Consider the data that follows and state how many lines contain the string "character", using the number alone.

DATA SHOWN below:

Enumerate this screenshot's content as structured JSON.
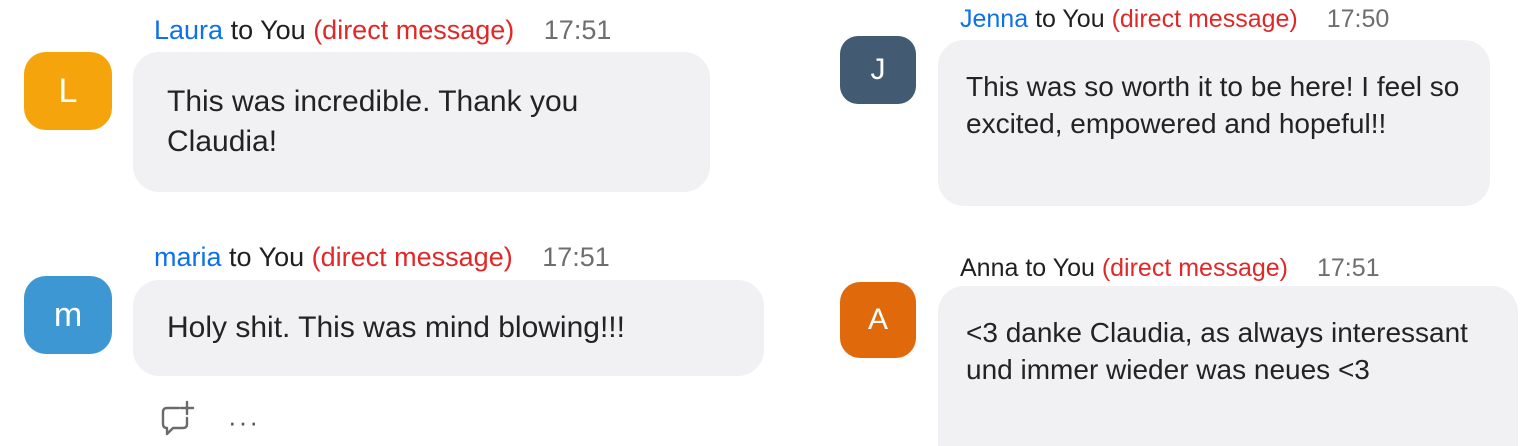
{
  "messages": [
    {
      "sender": "Laura",
      "to": "to You",
      "dm": "(direct message)",
      "time": "17:51",
      "avatar_letter": "L",
      "avatar_color": "#f5a50b",
      "text": "This was incredible. Thank you Claudia!"
    },
    {
      "sender": "maria",
      "to": "to You",
      "dm": "(direct message)",
      "time": "17:51",
      "avatar_letter": "m",
      "avatar_color": "#3d97d3",
      "text": "Holy shit. This was mind blowing!!!"
    },
    {
      "sender": "Jenna",
      "to": "to You",
      "dm": "(direct message)",
      "time": "17:50",
      "avatar_letter": "J",
      "avatar_color": "#435a73",
      "text": "This was so worth it to be here! I feel so excited, empowered and hopeful!!"
    },
    {
      "sender": "Anna",
      "to": "to You",
      "dm": "(direct message)",
      "time": "17:51",
      "avatar_letter": "A",
      "avatar_color": "#e06a0b",
      "text": "<3 danke Claudia, as always interessant und immer wieder was neues <3"
    }
  ],
  "actions": {
    "reply_icon": "reply-plus-icon",
    "more_label": "···"
  },
  "colors": {
    "sender_link": "#0e71eb",
    "direct_message": "#e02828",
    "timestamp": "#6e6e6e",
    "bubble_bg": "#f1f1f4"
  }
}
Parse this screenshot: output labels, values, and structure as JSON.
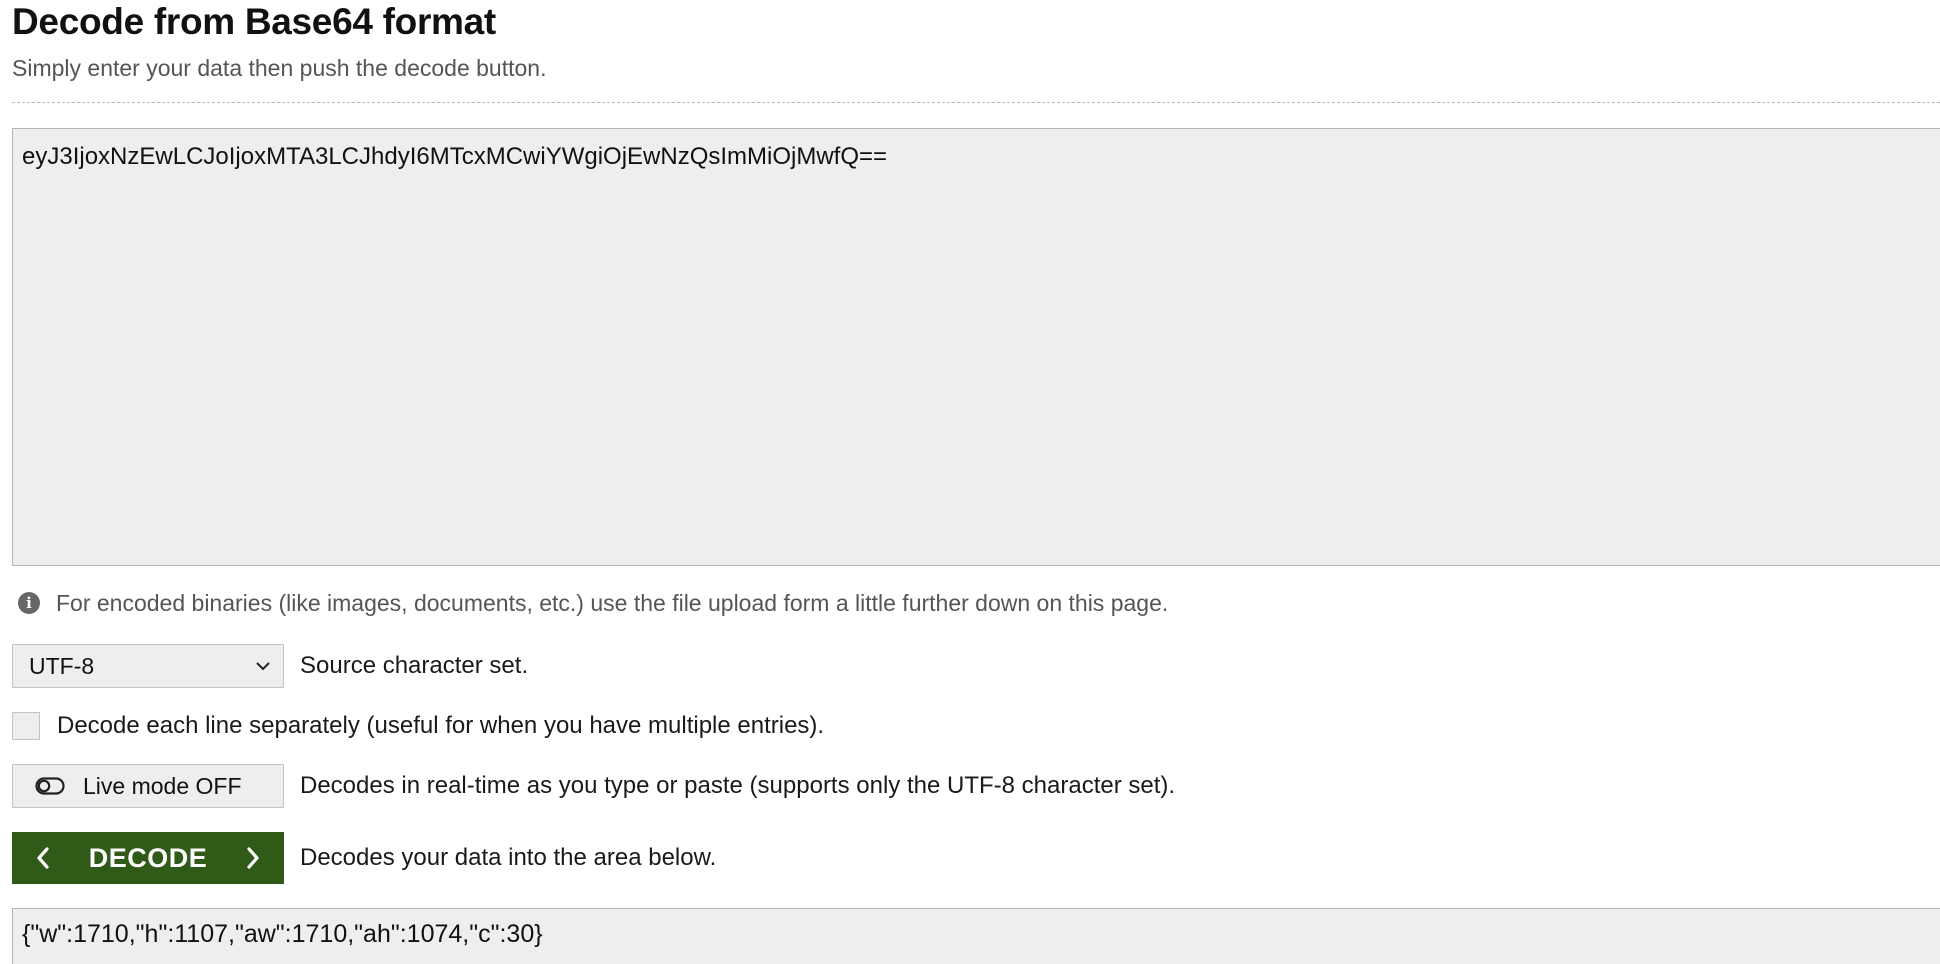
{
  "header": {
    "title": "Decode from Base64 format",
    "subtitle": "Simply enter your data then push the decode button."
  },
  "input": {
    "value": "eyJ3IjoxNzEwLCJoIjoxMTA3LCJhdyI6MTcxMCwiYWgiOjEwNzQsImMiOjMwfQ=="
  },
  "info": {
    "icon": "info-icon",
    "text": "For encoded binaries (like images, documents, etc.) use the file upload form a little further down on this page."
  },
  "charset": {
    "selected": "UTF-8",
    "description": "Source character set."
  },
  "lines": {
    "checked": false,
    "label": "Decode each line separately (useful for when you have multiple entries)."
  },
  "live_mode": {
    "label": "Live mode OFF",
    "icon": "toggle-off-icon",
    "description": "Decodes in real-time as you type or paste (supports only the UTF-8 character set)."
  },
  "decode": {
    "label": "DECODE",
    "description": "Decodes your data into the area below.",
    "color": "#2f5a17"
  },
  "output": {
    "value": "{\"w\":1710,\"h\":1107,\"aw\":1710,\"ah\":1074,\"c\":30}"
  }
}
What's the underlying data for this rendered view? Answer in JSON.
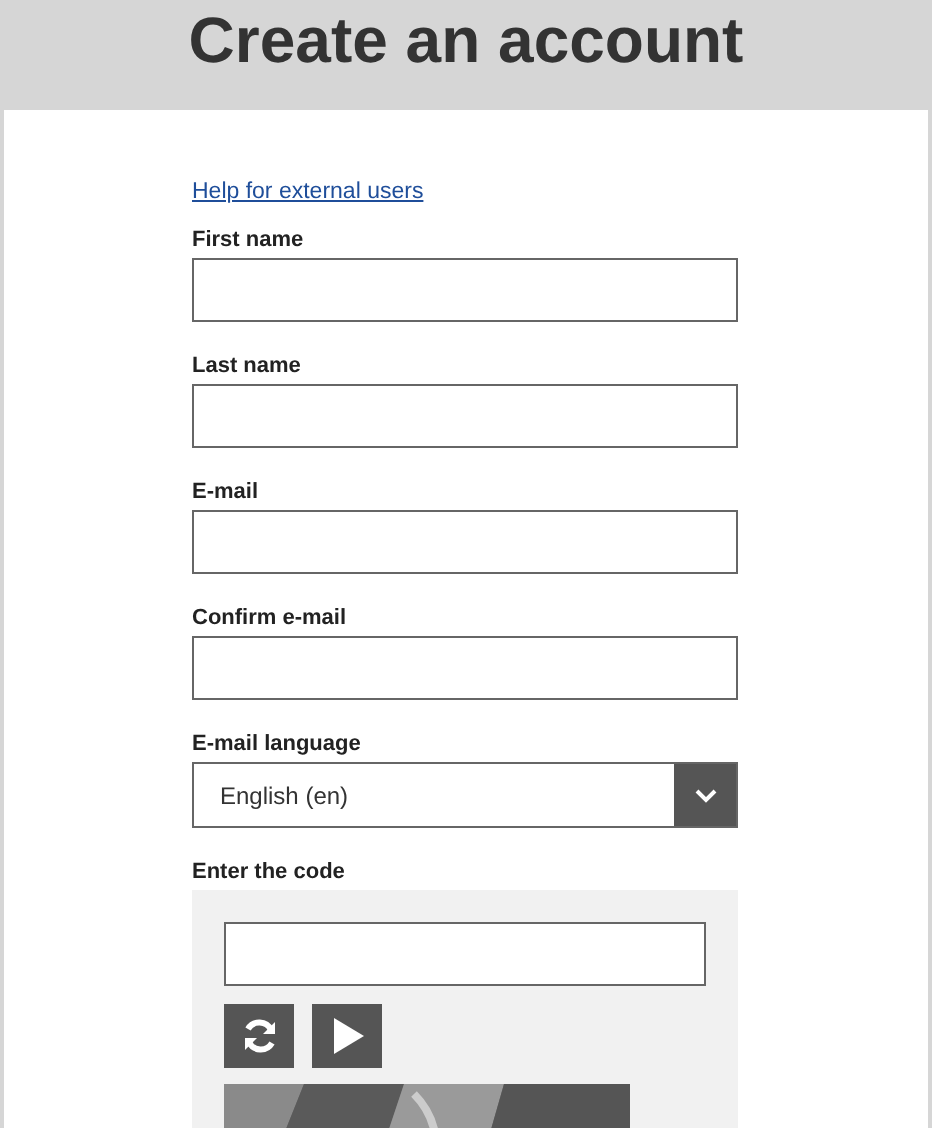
{
  "header": {
    "title": "Create an account"
  },
  "help_link": "Help for external users",
  "fields": [
    {
      "kind": "text",
      "label": "First name"
    },
    {
      "kind": "text",
      "label": "Last name"
    },
    {
      "kind": "text",
      "label": "E-mail"
    },
    {
      "kind": "text",
      "label": "Confirm e-mail"
    },
    {
      "kind": "select",
      "label": "E-mail language",
      "value": "English (en)"
    }
  ],
  "captcha": {
    "label": "Enter the code"
  }
}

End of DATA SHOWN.

▸ REPLY
2